At the beginning of the story, Updike didn’t really describe Sammy. Otherwise, he described more of the girls whom Sammy was looking at. But, along his writing, readers could conclude about Sammy’s physical look. Another thing is that Sammy had his job as a cash register in A&P store, and from the way Updike had written, readers could conclude that Sammy doesn’t really like his job. He calls one of his customers a "witch" and says the other customers are "houseslaves" and "sheep." But what makes him more hate his job is the cash-register-watcher: “She gives me a little snort in passing, if she’d been born at the right time they would have burned her over in Salem” (303). This shows how much Sammy hates her. In addition, Sammy is sexist. He gives long, loving descriptions of the girls who cause all the trouble.

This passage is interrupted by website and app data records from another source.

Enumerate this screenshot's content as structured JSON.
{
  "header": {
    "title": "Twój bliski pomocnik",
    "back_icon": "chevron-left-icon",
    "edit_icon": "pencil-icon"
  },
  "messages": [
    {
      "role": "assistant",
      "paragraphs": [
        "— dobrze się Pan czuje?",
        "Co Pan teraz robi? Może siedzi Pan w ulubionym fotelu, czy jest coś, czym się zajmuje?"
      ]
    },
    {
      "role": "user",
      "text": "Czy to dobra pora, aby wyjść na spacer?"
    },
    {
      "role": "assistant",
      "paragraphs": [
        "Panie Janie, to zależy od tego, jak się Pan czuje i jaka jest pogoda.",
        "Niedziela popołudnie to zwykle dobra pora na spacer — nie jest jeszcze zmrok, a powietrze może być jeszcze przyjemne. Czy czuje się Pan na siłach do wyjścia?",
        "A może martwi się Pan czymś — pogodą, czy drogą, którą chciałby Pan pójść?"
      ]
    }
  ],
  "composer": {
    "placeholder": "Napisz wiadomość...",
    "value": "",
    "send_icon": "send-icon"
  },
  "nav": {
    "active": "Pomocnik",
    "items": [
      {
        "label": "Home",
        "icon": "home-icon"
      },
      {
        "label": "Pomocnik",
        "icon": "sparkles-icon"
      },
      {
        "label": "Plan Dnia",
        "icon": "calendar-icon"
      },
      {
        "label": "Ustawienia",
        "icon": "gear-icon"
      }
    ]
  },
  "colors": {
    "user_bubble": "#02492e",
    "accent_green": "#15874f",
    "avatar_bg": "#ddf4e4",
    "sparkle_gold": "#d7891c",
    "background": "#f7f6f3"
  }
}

Moreover, Sammy does experience growth through the course of the story. In fact, Updike clearly described it, as when Sammy decided to quit his job: “So I say “I Quit” to Lengel quick enough for them to hear” (308). The reader won’t expect this to be happened, but Sammy made a shocking decision by quitting his job just for the girls he’d just knew. But maybe, the reason was not just because of the girls, but also because he had enough of Lengel, and he felt he had enough for all the things he never wanted to but, but he had to. Yes, Sammy was doing his job because his parents were the friends of the store manager, Lengel: “He’s been a friend of my parents for...